What this task involves: Copy out the entries below in full and exactly.

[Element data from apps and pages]
*** Begin section ***
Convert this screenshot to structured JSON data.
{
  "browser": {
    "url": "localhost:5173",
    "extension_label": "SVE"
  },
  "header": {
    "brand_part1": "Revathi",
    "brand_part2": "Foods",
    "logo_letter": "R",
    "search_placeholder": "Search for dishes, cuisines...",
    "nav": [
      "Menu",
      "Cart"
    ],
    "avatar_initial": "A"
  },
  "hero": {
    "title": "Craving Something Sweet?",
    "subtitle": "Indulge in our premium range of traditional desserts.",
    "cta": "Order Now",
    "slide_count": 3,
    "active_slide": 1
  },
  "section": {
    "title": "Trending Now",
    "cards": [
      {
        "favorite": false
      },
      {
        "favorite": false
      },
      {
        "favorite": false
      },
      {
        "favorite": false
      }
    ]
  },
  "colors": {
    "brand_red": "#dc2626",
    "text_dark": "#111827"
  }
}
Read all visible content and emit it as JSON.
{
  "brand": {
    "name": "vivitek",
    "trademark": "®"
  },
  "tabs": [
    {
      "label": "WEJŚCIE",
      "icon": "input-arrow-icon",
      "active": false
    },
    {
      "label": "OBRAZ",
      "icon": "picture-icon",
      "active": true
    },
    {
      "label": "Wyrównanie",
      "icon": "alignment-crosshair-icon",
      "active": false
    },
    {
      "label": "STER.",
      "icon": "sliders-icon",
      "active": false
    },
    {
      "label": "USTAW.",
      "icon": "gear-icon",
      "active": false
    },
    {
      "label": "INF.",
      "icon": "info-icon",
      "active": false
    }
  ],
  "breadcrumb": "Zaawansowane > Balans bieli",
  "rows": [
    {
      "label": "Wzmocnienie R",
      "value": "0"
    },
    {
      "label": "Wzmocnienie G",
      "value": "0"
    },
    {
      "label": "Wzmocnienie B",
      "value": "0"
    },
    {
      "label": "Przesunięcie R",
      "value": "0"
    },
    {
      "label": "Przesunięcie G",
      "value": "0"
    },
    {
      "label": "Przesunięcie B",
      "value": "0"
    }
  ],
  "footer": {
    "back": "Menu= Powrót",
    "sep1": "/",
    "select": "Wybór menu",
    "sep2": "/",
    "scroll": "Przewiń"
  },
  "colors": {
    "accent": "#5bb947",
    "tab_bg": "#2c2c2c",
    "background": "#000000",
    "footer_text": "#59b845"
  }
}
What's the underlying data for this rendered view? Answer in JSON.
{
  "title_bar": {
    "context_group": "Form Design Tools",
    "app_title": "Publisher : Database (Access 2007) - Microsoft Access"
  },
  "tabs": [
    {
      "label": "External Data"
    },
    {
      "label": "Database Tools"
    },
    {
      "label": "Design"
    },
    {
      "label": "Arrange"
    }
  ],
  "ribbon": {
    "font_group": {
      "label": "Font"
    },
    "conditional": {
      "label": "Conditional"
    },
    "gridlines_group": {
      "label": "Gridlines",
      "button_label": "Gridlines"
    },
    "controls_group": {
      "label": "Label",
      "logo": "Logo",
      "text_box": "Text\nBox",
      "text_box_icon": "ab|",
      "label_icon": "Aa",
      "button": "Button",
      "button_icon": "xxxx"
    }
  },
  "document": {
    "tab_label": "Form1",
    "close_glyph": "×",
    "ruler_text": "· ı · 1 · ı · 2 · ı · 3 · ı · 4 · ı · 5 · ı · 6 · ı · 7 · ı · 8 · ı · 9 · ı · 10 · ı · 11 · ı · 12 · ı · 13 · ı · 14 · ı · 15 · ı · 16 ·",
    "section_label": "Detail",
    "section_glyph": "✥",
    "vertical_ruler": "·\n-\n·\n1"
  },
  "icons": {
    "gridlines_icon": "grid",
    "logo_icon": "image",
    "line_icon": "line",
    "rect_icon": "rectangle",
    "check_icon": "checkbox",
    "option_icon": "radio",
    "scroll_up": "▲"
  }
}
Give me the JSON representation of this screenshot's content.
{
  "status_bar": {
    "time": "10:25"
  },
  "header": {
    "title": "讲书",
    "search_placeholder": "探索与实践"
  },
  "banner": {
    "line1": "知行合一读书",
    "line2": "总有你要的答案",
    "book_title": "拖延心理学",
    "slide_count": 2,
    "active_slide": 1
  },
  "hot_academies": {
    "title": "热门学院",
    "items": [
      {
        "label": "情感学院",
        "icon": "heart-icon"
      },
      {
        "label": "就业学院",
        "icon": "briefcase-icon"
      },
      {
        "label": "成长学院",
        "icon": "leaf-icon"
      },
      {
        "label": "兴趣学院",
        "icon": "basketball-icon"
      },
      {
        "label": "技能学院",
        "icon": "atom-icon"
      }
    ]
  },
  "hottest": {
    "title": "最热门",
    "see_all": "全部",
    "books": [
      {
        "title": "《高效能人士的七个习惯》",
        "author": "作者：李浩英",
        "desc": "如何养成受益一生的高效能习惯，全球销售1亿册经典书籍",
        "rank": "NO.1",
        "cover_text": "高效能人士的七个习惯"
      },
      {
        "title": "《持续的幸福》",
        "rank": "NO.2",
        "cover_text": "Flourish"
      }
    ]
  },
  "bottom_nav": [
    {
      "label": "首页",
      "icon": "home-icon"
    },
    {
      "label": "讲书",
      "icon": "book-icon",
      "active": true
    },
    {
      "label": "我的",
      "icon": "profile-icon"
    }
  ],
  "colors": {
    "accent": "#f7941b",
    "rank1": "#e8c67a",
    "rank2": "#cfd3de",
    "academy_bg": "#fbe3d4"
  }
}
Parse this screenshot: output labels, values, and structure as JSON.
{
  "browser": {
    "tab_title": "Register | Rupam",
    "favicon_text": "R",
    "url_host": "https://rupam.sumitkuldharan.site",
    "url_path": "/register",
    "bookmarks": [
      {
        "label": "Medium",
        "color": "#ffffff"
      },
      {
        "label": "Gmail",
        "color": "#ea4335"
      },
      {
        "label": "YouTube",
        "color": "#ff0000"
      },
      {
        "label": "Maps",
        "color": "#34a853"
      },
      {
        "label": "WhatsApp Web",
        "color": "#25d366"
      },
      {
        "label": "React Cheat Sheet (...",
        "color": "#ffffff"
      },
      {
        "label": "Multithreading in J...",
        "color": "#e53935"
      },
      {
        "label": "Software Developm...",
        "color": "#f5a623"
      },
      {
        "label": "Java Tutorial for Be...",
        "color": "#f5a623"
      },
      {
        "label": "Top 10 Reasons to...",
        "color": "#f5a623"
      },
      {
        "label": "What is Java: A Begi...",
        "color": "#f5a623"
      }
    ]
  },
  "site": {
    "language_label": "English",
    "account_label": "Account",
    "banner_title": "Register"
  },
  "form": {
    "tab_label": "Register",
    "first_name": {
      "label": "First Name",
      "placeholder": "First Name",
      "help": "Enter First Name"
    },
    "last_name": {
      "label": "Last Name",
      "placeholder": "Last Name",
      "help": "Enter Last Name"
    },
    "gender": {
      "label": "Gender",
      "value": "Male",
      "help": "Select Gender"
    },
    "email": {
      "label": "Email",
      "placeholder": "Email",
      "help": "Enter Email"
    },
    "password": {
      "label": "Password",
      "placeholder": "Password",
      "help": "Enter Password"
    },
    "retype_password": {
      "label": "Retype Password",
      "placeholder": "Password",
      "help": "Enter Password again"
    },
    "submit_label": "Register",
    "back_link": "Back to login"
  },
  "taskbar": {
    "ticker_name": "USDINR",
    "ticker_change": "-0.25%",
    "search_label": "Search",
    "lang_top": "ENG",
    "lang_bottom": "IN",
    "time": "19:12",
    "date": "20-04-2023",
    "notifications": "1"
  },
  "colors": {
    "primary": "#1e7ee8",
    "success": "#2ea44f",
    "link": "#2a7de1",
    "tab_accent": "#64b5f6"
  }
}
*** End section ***
Output of the task:
Convert this screenshot to structured JSON data.
{
  "browser": {
    "url": "localhost:5173",
    "extension_label": "SVE"
  },
  "header": {
    "brand_part1": "Revathi",
    "brand_part2": "Foods",
    "logo_letter": "R",
    "search_placeholder": "Search for dishes, cuisines...",
    "nav": [
      "Menu",
      "Cart"
    ],
    "avatar_initial": "A"
  },
  "hero": {
    "title": "Craving Something Sweet?",
    "subtitle": "Indulge in our premium range of traditional desserts.",
    "cta": "Order Now",
    "slide_count": 3,
    "active_slide": 1
  },
  "section": {
    "title": "Trending Now",
    "cards": [
      {
        "favorite": false
      },
      {
        "favorite": false
      },
      {
        "favorite": false
      },
      {
        "favorite": false
      }
    ]
  },
  "colors": {
    "brand_red": "#dc2626",
    "text_dark": "#111827"
  }
}
Read all visible content and emit it as JSON.
{
  "brand": {
    "name": "vivitek",
    "trademark": "®"
  },
  "tabs": [
    {
      "label": "WEJŚCIE",
      "icon": "input-arrow-icon",
      "active": false
    },
    {
      "label": "OBRAZ",
      "icon": "picture-icon",
      "active": true
    },
    {
      "label": "Wyrównanie",
      "icon": "alignment-crosshair-icon",
      "active": false
    },
    {
      "label": "STER.",
      "icon": "sliders-icon",
      "active": false
    },
    {
      "label": "USTAW.",
      "icon": "gear-icon",
      "active": false
    },
    {
      "label": "INF.",
      "icon": "info-icon",
      "active": false
    }
  ],
  "breadcrumb": "Zaawansowane > Balans bieli",
  "rows": [
    {
      "label": "Wzmocnienie R",
      "value": "0"
    },
    {
      "label": "Wzmocnienie G",
      "value": "0"
    },
    {
      "label": "Wzmocnienie B",
      "value": "0"
    },
    {
      "label": "Przesunięcie R",
      "value": "0"
    },
    {
      "label": "Przesunięcie G",
      "value": "0"
    },
    {
      "label": "Przesunięcie B",
      "value": "0"
    }
  ],
  "footer": {
    "back": "Menu= Powrót",
    "sep1": "/",
    "select": "Wybór menu",
    "sep2": "/",
    "scroll": "Przewiń"
  },
  "colors": {
    "accent": "#5bb947",
    "tab_bg": "#2c2c2c",
    "background": "#000000",
    "footer_text": "#59b845"
  }
}
What's the underlying data for this rendered view? Answer in JSON.
{
  "title_bar": {
    "context_group": "Form Design Tools",
    "app_title": "Publisher : Database (Access 2007) - Microsoft Access"
  },
  "tabs": [
    {
      "label": "External Data"
    },
    {
      "label": "Database Tools"
    },
    {
      "label": "Design"
    },
    {
      "label": "Arrange"
    }
  ],
  "ribbon": {
    "font_group": {
      "label": "Font"
    },
    "conditional": {
      "label": "Conditional"
    },
    "gridlines_group": {
      "label": "Gridlines",
      "button_label": "Gridlines"
    },
    "controls_group": {
      "label": "Label",
      "logo": "Logo",
      "text_box": "Text\nBox",
      "text_box_icon": "ab|",
      "label_icon": "Aa",
      "button": "Button",
      "button_icon": "xxxx"
    }
  },
  "document": {
    "tab_label": "Form1",
    "close_glyph": "×",
    "ruler_text": "· ı · 1 · ı · 2 · ı · 3 · ı · 4 · ı · 5 · ı · 6 · ı · 7 · ı · 8 · ı · 9 · ı · 10 · ı · 11 · ı · 12 · ı · 13 · ı · 14 · ı · 15 · ı · 16 ·",
    "section_label": "Detail",
    "section_glyph": "✥",
    "vertical_ruler": "·\n-\n·\n1"
  },
  "icons": {
    "gridlines_icon": "grid",
    "logo_icon": "image",
    "line_icon": "line",
    "rect_icon": "rectangle",
    "check_icon": "checkbox",
    "option_icon": "radio",
    "scroll_up": "▲"
  }
}
Give me the JSON representation of this screenshot's content.
{
  "status_bar": {
    "time": "10:25"
  },
  "header": {
    "title": "讲书",
    "search_placeholder": "探索与实践"
  },
  "banner": {
    "line1": "知行合一读书",
    "line2": "总有你要的答案",
    "book_title": "拖延心理学",
    "slide_count": 2,
    "active_slide": 1
  },
  "hot_academies": {
    "title": "热门学院",
    "items": [
      {
        "label": "情感学院",
        "icon": "heart-icon"
      },
      {
        "label": "就业学院",
        "icon": "briefcase-icon"
      },
      {
        "label": "成长学院",
        "icon": "leaf-icon"
      },
      {
        "label": "兴趣学院",
        "icon": "basketball-icon"
      },
      {
        "label": "技能学院",
        "icon": "atom-icon"
      }
    ]
  },
  "hottest": {
    "title": "最热门",
    "see_all": "全部",
    "books": [
      {
        "title": "《高效能人士的七个习惯》",
        "author": "作者：李浩英",
        "desc": "如何养成受益一生的高效能习惯，全球销售1亿册经典书籍",
        "rank": "NO.1",
        "cover_text": "高效能人士的七个习惯"
      },
      {
        "title": "《持续的幸福》",
        "rank": "NO.2",
        "cover_text": "Flourish"
      }
    ]
  },
  "bottom_nav": [
    {
      "label": "首页",
      "icon": "home-icon"
    },
    {
      "label": "讲书",
      "icon": "book-icon",
      "active": true
    },
    {
      "label": "我的",
      "icon": "profile-icon"
    }
  ],
  "colors": {
    "accent": "#f7941b",
    "rank1": "#e8c67a",
    "rank2": "#cfd3de",
    "academy_bg": "#fbe3d4"
  }
}
Parse this screenshot: output labels, values, and structure as JSON.
{
  "browser": {
    "tab_title": "Register | Rupam",
    "favicon_text": "R",
    "url_host": "https://rupam.sumitkuldharan.site",
    "url_path": "/register",
    "bookmarks": [
      {
        "label": "Medium",
        "color": "#ffffff"
      },
      {
        "label": "Gmail",
        "color": "#ea4335"
      },
      {
        "label": "YouTube",
        "color": "#ff0000"
      },
      {
        "label": "Maps",
        "color": "#34a853"
      },
      {
        "label": "WhatsApp Web",
        "color": "#25d366"
      },
      {
        "label": "React Cheat Sheet (...",
        "color": "#ffffff"
      },
      {
        "label": "Multithreading in J...",
        "color": "#e53935"
      },
      {
        "label": "Software Developm...",
        "color": "#f5a623"
      },
      {
        "label": "Java Tutorial for Be...",
        "color": "#f5a623"
      },
      {
        "label": "Top 10 Reasons to...",
        "color": "#f5a623"
      },
      {
        "label": "What is Java: A Begi...",
        "color": "#f5a623"
      }
    ]
  },
  "site": {
    "language_label": "English",
    "account_label": "Account",
    "banner_title": "Register"
  },
  "form": {
    "tab_label": "Register",
    "first_name": {
      "label": "First Name",
      "placeholder": "First Name",
      "help": "Enter First Name"
    },
    "last_name": {
      "label": "Last Name",
      "placeholder": "Last Name",
      "help": "Enter Last Name"
    },
    "gender": {
      "label": "Gender",
      "value": "Male",
      "help": "Select Gender"
    },
    "email": {
      "label": "Email",
      "placeholder": "Email",
      "help": "Enter Email"
    },
    "password": {
      "label": "Password",
      "placeholder": "Password",
      "help": "Enter Password"
    },
    "retype_password": {
      "label": "Retype Password",
      "placeholder": "Password",
      "help": "Enter Password again"
    },
    "submit_label": "Register",
    "back_link": "Back to login"
  },
  "taskbar": {
    "ticker_name": "USDINR",
    "ticker_change": "-0.25%",
    "search_label": "Search",
    "lang_top": "ENG",
    "lang_bottom": "IN",
    "time": "19:12",
    "date": "20-04-2023",
    "notifications": "1"
  },
  "colors": {
    "primary": "#1e7ee8",
    "success": "#2ea44f",
    "link": "#2a7de1",
    "tab_accent": "#64b5f6"
  }
}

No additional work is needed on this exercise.